You have an employee that is able to deliver 100% of the goals that the bosses have given to him, generating maximum revenue, but when it comes to team work, or behaving with people in the same way, it is considered rude. Because of that, you might notice that many people in his office do not respect him or his behaviour. So, it is not just about the work that the person does; it is about how the individual behaves in the office. If he was rude, would he go and apologise and fix the situation? Whether he will stand up for his actions or decisions, or simply blame it on someone else, because he is a star performer, remains to be seen. That’s why, in order to build a healthy environment in the office, personal accountability becomes the crucial part.
There are behaviours that each and every person can work and improve on their personal accountability and, hence, create a healthy environment at work. Let’s have a look at the behaviour.
Let’s start with the basic requirements for anyone at work is to understand the requirements that their job demands. You need to understand the tasks that they are required to do on a daily basis. If you were to work in a team, then you would have to understand your role in the team and even what others are responsible for.
One of the important aspects is for you to be honest with everyone around you. Be honest about the opinions and feedback that you require your employees or subordinates to give you as you start working together as a team. Do not make excuses if you have not completed your task. Be honest and accept and ask for more time to complete your task.
If you have learned that you have made a mistake, learn to accept it instead of blaming it on others. If you understand, if you stand up for your own mistakes, then people will respect you for your responsibility.
Yes, that’s correct! Take ownership if you made a decision or you did something that went well or went wrong. If you stand up for your own mistakes, then your seniors will respect you and even your juniors will respect you.
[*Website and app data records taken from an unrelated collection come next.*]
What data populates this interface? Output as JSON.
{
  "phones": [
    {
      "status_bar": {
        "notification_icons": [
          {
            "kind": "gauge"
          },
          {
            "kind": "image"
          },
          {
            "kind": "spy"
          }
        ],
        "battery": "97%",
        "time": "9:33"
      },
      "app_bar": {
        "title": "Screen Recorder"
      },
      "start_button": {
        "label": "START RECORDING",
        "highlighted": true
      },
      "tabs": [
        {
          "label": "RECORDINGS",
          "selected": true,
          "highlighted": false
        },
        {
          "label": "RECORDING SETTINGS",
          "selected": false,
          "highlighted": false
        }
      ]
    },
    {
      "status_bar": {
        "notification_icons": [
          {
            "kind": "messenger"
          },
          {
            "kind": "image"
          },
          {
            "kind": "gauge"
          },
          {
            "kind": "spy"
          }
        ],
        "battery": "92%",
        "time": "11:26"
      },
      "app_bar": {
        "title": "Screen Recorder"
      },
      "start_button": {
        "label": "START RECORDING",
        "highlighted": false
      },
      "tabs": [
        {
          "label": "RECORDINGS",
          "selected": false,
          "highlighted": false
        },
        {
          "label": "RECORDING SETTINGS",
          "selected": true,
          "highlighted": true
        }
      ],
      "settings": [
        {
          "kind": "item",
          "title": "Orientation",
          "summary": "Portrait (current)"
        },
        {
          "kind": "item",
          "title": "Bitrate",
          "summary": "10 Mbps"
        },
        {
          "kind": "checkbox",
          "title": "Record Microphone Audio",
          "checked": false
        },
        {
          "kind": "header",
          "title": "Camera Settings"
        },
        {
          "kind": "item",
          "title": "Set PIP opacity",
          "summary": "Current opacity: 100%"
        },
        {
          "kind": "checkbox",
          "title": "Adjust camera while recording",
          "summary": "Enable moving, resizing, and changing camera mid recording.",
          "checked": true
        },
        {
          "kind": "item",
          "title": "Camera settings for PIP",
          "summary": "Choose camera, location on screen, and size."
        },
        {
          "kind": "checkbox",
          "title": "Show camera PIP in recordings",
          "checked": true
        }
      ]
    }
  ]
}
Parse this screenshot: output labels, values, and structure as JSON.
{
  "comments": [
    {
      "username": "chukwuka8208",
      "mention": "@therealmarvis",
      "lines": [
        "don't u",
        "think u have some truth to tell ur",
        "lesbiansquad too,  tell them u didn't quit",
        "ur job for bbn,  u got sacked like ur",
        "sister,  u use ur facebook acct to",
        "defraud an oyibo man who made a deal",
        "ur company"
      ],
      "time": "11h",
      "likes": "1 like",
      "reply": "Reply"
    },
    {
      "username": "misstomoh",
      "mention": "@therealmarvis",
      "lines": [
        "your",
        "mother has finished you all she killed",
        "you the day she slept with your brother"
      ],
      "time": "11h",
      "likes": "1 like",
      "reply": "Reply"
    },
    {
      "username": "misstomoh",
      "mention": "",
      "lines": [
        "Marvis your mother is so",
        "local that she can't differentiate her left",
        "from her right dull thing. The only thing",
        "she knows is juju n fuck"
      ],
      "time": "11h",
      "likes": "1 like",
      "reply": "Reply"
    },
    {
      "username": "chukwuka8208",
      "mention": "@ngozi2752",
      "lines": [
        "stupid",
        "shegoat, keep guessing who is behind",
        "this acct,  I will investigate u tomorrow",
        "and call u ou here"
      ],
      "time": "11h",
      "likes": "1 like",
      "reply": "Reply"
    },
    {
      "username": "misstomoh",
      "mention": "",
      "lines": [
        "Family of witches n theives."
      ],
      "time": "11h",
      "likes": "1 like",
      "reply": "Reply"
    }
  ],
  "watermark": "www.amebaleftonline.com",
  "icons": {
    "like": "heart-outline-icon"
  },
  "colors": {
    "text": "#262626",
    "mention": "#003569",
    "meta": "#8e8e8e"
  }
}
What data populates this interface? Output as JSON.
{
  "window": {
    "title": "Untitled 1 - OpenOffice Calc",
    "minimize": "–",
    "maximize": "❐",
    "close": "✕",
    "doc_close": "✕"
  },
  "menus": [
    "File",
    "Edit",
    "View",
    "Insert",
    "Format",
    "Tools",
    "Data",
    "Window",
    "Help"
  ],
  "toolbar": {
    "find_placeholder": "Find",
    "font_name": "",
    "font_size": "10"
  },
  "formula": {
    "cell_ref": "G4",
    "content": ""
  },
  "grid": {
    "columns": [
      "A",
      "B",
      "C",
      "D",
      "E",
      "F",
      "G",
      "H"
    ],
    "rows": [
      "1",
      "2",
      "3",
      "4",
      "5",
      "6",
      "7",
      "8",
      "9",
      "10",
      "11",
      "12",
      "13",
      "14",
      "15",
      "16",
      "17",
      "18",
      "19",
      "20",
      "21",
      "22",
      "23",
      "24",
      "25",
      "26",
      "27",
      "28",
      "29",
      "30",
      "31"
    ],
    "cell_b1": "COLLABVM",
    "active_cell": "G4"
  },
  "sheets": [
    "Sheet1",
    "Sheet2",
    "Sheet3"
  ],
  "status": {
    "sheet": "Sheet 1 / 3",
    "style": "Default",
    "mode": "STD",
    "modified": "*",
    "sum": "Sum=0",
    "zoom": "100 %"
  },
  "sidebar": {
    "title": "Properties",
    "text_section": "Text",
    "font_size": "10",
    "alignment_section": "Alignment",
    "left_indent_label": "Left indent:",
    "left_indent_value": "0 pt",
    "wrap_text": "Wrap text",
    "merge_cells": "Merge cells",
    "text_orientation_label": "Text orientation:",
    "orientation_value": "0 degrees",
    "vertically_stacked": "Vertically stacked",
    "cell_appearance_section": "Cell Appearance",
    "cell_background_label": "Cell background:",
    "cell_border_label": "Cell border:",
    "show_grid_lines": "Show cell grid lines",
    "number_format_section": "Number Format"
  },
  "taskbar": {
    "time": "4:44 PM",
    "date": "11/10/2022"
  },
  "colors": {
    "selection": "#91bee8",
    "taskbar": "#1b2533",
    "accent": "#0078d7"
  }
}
If by mistake you said something or did something that could have repercussions, people would end up feeling bad. Then get up and be ready to apologise and think about how you can rectify the situation. That way, other members of your team would know that you respect them as well.
As a manager or as a group leader as well, it is important for you to listen to your teammates, seniors and juniors, as well. Listen to their feedback as well; understand that they might have a point that can help you improve as well. So, be open to feedback and changes.
Therefore, work on your goals as every organisation is looking for a candidate who can deliver the desired results. Make sure that your teammates also understand what outcomes you are expecting from them too. It will help you and your team to achieve all the goals on time.
Personal accountability is the key aspect of any organisation’s success story. If all the employees working in the office respected each other and were happy at work, they would in fact produce more and more results. One has to lead by example. If you have an employee who genuinely practises personal accountability at work, then you show everyone how he works and make sure that everyone around him should do the same too.